I miss it. When the Fire played downtown I went to almost every match. I really treasured having a local club to get behind. I still remember Armas’s golden goal to get them to another Cup final. Man it was cold, and man did I not care. I remember climbing over everyone else in Section 8 and everyone climbing over me to swear at Luis Hernandez as he stood in front of us to take a corner, and his huge smile at the sight. Even if things were to turn around I doubt they could ever leave Bridgeview, and we won’t ever have that “Walk To The Ground” that other supporters get.

It’s just a shame.

  • Bubonic1313

    Thanks for the write up & support! Go Hawks! Go Fire!

  • Vadim

    Wow, can’t believe the shittiness of the Fire and tomorrow’s protest is even getting attention from a Blackhawks blog! Thanks for writing this.

    The Fire actually have had one sustained marketing campaign, but it’s been limited to ads on CTA trains and bus stations, and I don’t think anyone even notices though unless you already know who the Fire are.

    Also Sean Johnson is a beast, he deserves better than this team.

  • Don Walsh

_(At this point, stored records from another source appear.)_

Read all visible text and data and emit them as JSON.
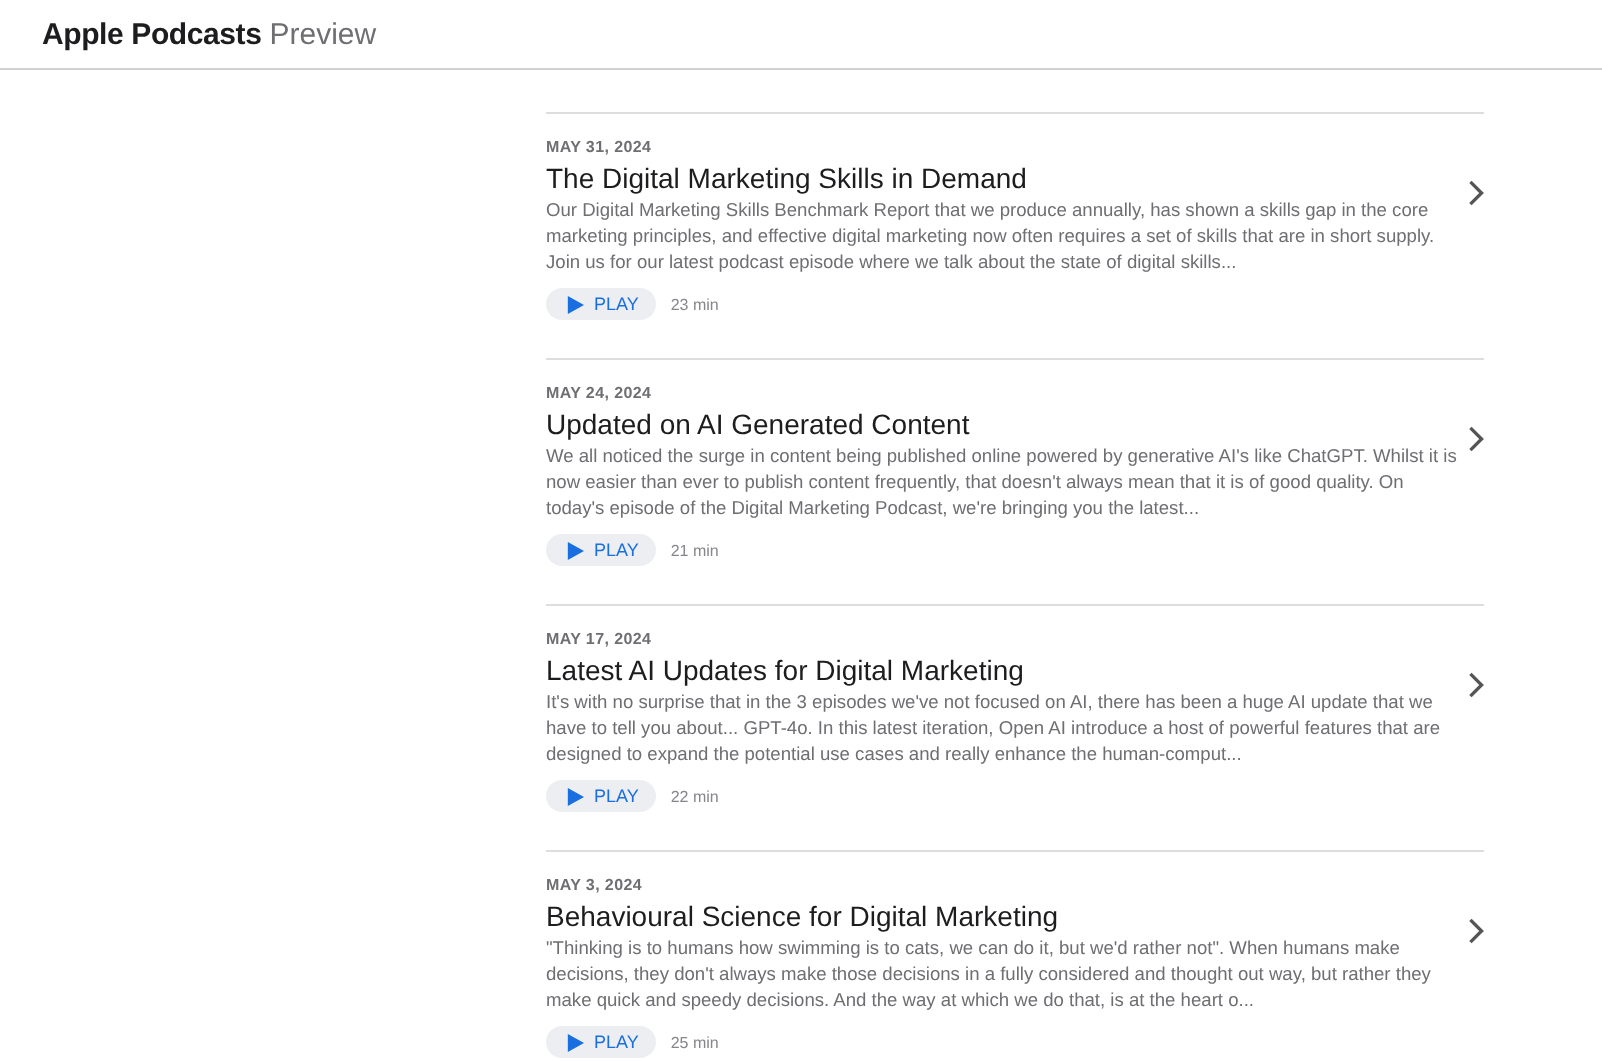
{
  "header": {
    "brand": "Apple Podcasts",
    "suffix": "Preview"
  },
  "episodes": [
    {
      "date": "MAY 31, 2024",
      "title": "The Digital Marketing Skills in Demand",
      "description": "Our Digital Marketing Skills Benchmark Report that we produce annually, has shown a skills gap in the core marketing principles, and effective digital marketing now often requires a set of skills that are in short supply. Join us for our latest podcast episode where we talk about the state of digital skills...",
      "play": "PLAY",
      "duration": "23 min"
    },
    {
      "date": "MAY 24, 2024",
      "title": "Updated on AI Generated Content",
      "description": "We all noticed the surge in content being published online powered by generative AI's like ChatGPT. Whilst it is now easier than ever to publish content frequently, that doesn't always mean that it is of good quality. On today's episode of the Digital Marketing Podcast, we're bringing you the latest...",
      "play": "PLAY",
      "duration": "21 min"
    },
    {
      "date": "MAY 17, 2024",
      "title": "Latest AI Updates for Digital Marketing",
      "description": "It's with no surprise that in the 3 episodes we've not focused on AI, there has been a huge AI update that we have to tell you about... GPT-4o. In this latest iteration, Open AI introduce a host of powerful features that are designed to expand the potential use cases and really enhance the human-comput...",
      "play": "PLAY",
      "duration": "22 min"
    },
    {
      "date": "MAY 3, 2024",
      "title": "Behavioural Science for Digital Marketing",
      "description": "\"Thinking is to humans how swimming is to cats, we can do it, but we'd rather not\". When humans make decisions, they don't always make those decisions in a fully considered and thought out way, but rather they make quick and speedy decisions. And the way at which we do that, is at the heart o...",
      "play": "PLAY",
      "duration": "25 min"
    }
  ]
}
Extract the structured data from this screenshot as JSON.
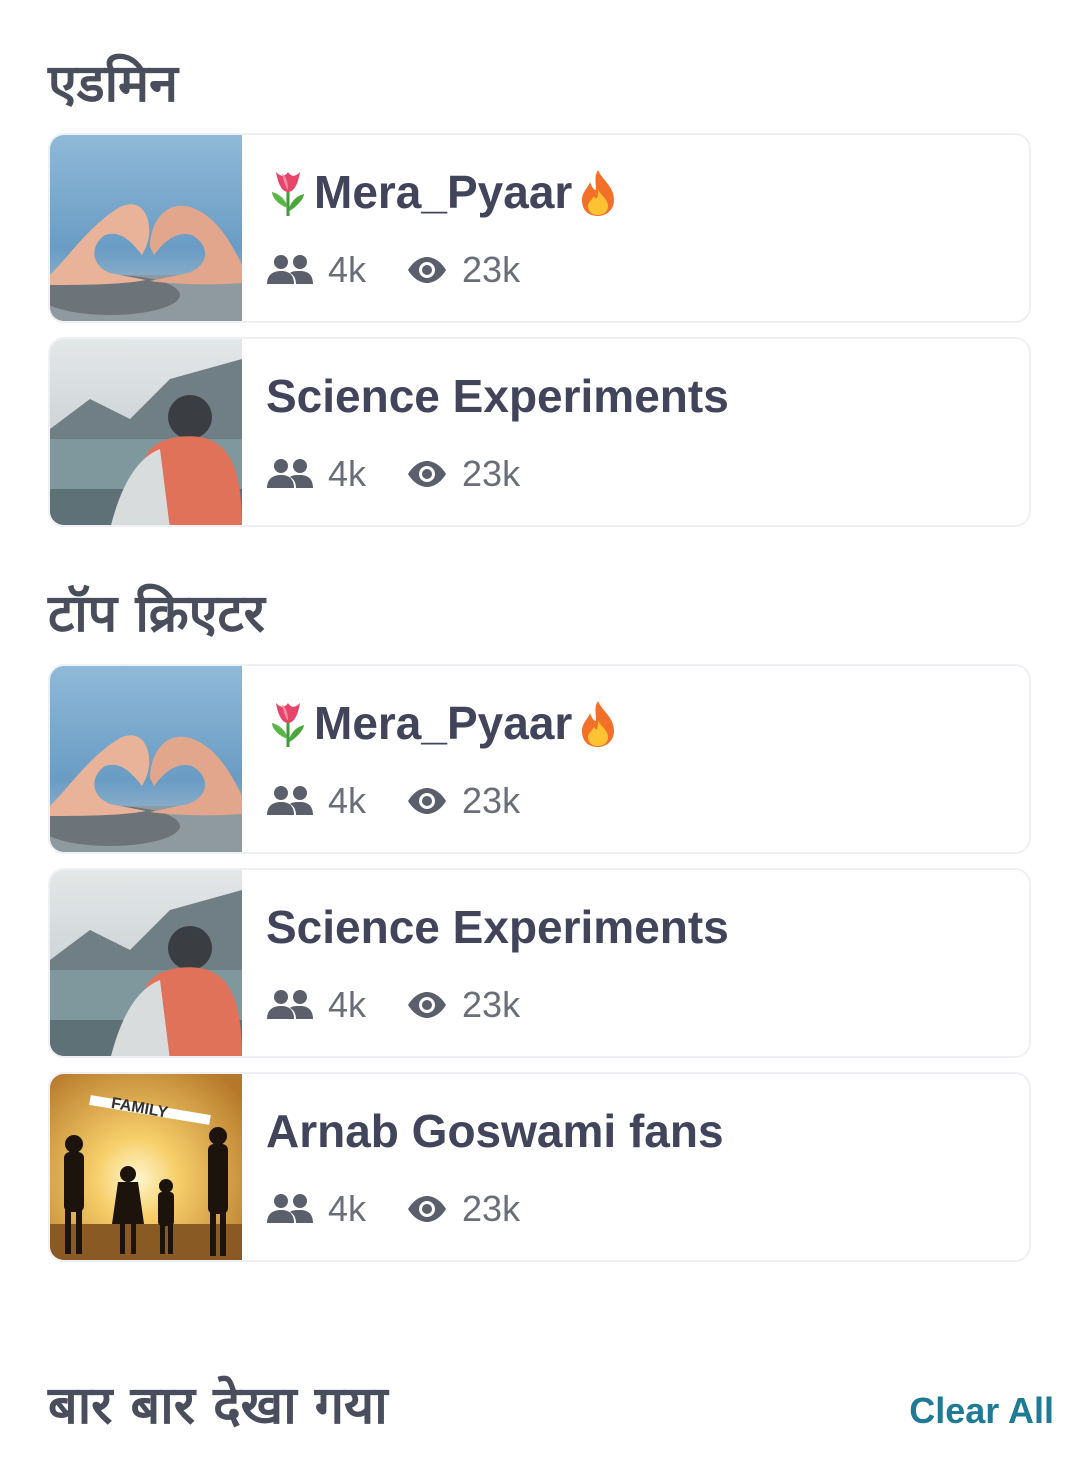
{
  "sections": [
    {
      "title": "एडमिन"
    },
    {
      "title": "टॉप क्रिएटर"
    },
    {
      "title": "बार बार देखा गया",
      "action_label": "Clear All"
    }
  ],
  "cards": [
    {
      "name": "Mera_Pyaar",
      "prefix_emoji": "tulip",
      "suffix_emoji": "fire",
      "members": "4k",
      "views": "23k",
      "thumbnail": "heart-hands"
    },
    {
      "name": "Science Experiments",
      "members": "4k",
      "views": "23k",
      "thumbnail": "hiker-lake"
    },
    {
      "name": "Mera_Pyaar",
      "prefix_emoji": "tulip",
      "suffix_emoji": "fire",
      "members": "4k",
      "views": "23k",
      "thumbnail": "heart-hands"
    },
    {
      "name": "Science Experiments",
      "members": "4k",
      "views": "23k",
      "thumbnail": "hiker-lake"
    },
    {
      "name": "Arnab Goswami fans",
      "members": "4k",
      "views": "23k",
      "thumbnail": "family-sunset",
      "thumbnail_text": "FAMILY"
    }
  ],
  "colors": {
    "accent": "#1f7a96",
    "title": "#4a4d5c",
    "muted": "#6a6d7a"
  }
}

    This blog post is grossly unwarranted. The Fire is a proud organization that is constantly striving to deliver a fan experience to make Chicago proud and trophies to make it prouder. Hauptman has spent tens of millions to build the Club and bring in talented players and he has hired smart staff for soccer and business operations. Most of the rage you see is because an ignorant, entitled few who like to hang out on Twitter is outraged that it’s been a whole three years (gasp) since we went to the playoffs. I encourage anyone here to come to see the Fire experience first hand, you’ll like it.

    • Crash

      Someone works for the Fire.

      • JacobEPeters

        Surprisingly his efforts are actually working against the club. There are great employees of the Fire who have worked to keep the connection to the fans, they are the exception, and pretending they are the norm will only keep the organization from improving to what it needs to be.

    • AirTrafficAJ

      Nothing like calling your fanbase ignorant and entitled as a plan to encourage folks to head on down to catch a match.

  • Crash

    It is a shame. I’m a big fan of the sport too and am as passionate about my European based club as i am about the Hawks. But it would be so great to have a local again. Bridgeview was a shit idea from jump. I’ve heard Wilt explain why it was done, but it never was a good idea. Jst a workable one. But they could still make it work with some damn effort. smh

  • nicolehack

    As a long time Fire fan and Section 8 Chicago board member, I really appreciate you writing this.

  • hiyajohnny

    I’m not a Hauptman fan, but I think he’s only been cheap compared to what’s shelled out by the four or five clubs where the league actually rewrites the rules to funnel more aging superstars—the desirable destinations for players eyeing the US from Europe, Africa, Central or South America. One of which we’re simply not.

    The energized base of urban 20- and 30-somethings who we see in the stands at Timbers, Sounders and NYCFC matches? They’ll never venture to Bridgeview. The soccer gods you mentioned (Pirlo, Lampard, Gerrard, Drogba)? Name one who’d want to play in Bridgeview. It hurts to say, but this club’s problems begin and end out there.

  • Jim

  • DJLalow

    Hey Sam, you writing about Liverpool anywhere, anymore?

  • Keith Hartley

    You mean like this walk to the ground?

    Just imagine the entirety of Section 8 walking down Columbus singing and chanting going to see the fire play at soldier field again lead by captain Cesc Fabregas for the 2023 Supporters shield

    I have a vivid imagination

    • jordyhawk

      I crossed the channel early one morning on the ferry from Dover. A handful of Brits on board drinking cans of lager from 6 packs. When the ferry docked they disembarked then turned right around and reboarded. Then it hit me; duty free grog. Worth getting up for I guess. The singing is great (although the words can put you off sometimes). You can have the rest.

  • Say what again

    Fire? Hell, I remember watching the Sting. I kind of hoped the Fire would do things better. Alas……